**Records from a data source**

****

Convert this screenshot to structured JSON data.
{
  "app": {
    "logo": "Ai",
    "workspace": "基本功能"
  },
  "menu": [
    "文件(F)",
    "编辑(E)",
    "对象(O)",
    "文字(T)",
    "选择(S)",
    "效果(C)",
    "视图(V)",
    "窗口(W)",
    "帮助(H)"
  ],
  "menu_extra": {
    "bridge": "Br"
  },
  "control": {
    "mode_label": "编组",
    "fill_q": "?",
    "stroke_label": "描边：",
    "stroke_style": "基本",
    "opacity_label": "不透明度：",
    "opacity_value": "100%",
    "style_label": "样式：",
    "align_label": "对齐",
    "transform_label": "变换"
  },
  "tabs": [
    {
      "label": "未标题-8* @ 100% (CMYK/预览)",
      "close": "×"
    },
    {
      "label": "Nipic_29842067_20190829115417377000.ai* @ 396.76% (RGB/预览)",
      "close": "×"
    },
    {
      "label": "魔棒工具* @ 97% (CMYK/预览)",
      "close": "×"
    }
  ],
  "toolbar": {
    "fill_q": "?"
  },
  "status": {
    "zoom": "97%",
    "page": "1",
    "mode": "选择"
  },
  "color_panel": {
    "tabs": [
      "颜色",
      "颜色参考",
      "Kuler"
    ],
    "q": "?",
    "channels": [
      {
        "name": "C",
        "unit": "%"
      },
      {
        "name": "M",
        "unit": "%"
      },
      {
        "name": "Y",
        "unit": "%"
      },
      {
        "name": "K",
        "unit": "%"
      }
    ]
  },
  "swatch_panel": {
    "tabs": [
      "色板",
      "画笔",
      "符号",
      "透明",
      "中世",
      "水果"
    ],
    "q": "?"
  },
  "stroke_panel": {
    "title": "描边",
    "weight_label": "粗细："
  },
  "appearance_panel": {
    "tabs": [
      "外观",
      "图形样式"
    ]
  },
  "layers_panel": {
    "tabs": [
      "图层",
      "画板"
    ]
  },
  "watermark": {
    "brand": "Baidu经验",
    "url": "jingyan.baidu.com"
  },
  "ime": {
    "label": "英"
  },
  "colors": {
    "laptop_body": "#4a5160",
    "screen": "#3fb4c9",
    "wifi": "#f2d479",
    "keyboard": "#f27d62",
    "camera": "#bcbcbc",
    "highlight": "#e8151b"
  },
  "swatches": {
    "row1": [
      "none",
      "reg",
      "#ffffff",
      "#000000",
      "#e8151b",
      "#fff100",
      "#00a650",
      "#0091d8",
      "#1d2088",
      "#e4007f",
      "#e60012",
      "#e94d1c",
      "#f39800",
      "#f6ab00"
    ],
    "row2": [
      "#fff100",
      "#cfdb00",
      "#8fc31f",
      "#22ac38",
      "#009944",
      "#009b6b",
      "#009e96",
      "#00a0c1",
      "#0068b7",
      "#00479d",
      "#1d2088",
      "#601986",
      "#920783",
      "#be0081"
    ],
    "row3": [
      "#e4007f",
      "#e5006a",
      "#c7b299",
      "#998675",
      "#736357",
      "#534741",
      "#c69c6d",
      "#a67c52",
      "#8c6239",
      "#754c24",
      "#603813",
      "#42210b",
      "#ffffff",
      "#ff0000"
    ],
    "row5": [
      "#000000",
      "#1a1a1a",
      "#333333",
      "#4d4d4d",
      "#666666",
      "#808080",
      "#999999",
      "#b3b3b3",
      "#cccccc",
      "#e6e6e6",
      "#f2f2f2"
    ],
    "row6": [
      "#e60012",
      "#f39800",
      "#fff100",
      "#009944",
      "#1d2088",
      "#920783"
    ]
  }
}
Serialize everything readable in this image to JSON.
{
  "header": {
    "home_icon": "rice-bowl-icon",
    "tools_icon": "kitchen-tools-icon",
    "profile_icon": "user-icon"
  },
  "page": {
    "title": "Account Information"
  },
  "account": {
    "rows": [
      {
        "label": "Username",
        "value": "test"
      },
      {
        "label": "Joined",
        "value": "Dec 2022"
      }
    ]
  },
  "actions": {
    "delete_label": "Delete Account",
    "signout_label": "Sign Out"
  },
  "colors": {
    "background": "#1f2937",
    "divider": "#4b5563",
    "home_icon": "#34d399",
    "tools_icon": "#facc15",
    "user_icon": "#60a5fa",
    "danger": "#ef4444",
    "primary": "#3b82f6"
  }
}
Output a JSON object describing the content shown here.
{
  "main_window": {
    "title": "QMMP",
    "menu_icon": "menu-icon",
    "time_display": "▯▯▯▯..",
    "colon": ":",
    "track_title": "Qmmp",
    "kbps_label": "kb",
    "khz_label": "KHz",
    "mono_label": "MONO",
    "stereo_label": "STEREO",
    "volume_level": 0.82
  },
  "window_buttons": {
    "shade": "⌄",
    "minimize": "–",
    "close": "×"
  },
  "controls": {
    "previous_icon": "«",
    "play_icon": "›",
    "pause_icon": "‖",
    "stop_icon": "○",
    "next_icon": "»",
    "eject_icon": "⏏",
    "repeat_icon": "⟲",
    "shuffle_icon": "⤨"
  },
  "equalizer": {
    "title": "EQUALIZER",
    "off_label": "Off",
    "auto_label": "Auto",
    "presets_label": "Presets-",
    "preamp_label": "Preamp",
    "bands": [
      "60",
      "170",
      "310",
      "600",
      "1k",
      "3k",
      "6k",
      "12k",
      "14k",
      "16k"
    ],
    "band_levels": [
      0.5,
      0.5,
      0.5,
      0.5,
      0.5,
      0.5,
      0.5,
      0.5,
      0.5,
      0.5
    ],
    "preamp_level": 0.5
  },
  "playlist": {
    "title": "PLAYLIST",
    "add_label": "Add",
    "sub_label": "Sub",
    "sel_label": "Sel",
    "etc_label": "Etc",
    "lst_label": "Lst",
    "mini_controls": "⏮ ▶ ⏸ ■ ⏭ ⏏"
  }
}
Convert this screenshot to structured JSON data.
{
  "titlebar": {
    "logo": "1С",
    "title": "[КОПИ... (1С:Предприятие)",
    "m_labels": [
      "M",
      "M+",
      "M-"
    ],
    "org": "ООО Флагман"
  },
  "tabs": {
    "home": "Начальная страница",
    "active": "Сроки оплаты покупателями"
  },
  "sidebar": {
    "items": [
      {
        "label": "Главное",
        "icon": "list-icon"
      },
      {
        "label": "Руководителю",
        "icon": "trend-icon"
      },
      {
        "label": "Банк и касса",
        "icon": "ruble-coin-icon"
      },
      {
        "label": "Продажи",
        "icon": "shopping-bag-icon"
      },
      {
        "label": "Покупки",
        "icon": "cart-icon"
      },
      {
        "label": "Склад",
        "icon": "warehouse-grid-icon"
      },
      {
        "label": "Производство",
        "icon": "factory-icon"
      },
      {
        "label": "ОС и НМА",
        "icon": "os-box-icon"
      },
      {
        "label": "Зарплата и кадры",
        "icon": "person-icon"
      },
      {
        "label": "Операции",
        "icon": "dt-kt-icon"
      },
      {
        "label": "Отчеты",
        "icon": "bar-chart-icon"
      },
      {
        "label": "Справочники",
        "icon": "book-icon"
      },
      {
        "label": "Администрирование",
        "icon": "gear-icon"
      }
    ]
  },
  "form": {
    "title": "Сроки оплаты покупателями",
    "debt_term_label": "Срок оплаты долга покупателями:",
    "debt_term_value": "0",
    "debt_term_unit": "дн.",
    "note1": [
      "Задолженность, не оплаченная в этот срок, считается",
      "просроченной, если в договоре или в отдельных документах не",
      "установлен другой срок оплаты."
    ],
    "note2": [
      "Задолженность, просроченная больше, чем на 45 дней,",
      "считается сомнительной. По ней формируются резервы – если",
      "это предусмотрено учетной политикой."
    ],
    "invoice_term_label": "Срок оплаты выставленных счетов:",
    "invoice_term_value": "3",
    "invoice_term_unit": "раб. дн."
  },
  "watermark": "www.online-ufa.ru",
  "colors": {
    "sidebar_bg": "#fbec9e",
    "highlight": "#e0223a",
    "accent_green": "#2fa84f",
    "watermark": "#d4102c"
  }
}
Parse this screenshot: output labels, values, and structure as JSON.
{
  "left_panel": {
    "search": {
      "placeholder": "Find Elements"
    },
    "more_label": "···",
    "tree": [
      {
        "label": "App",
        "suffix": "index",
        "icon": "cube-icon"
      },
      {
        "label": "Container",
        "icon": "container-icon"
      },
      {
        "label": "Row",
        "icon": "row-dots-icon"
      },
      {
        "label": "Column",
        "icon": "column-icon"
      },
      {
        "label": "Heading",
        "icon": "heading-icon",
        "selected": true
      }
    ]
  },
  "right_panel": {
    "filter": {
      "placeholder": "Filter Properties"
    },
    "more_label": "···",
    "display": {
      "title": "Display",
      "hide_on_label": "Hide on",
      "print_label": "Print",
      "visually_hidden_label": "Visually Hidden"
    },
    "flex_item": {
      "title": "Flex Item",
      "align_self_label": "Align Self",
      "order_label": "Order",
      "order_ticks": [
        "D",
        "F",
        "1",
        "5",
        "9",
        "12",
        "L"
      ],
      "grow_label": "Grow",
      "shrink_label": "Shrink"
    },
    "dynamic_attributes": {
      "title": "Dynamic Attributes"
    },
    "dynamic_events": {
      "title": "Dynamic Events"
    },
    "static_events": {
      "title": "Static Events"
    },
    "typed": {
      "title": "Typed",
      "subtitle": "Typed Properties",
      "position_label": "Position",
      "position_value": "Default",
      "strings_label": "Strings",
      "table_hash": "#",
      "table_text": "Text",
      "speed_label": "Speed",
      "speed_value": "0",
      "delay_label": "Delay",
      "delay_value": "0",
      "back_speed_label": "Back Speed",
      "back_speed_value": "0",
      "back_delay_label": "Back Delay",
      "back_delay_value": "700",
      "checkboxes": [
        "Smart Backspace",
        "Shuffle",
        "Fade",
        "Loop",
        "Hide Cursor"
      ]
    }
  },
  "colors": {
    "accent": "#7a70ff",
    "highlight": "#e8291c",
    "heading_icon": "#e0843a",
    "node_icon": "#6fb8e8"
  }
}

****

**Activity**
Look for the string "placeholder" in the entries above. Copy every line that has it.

**Task solution**
      "placeholder": "Find Elements"
      "placeholder": "Filter Properties"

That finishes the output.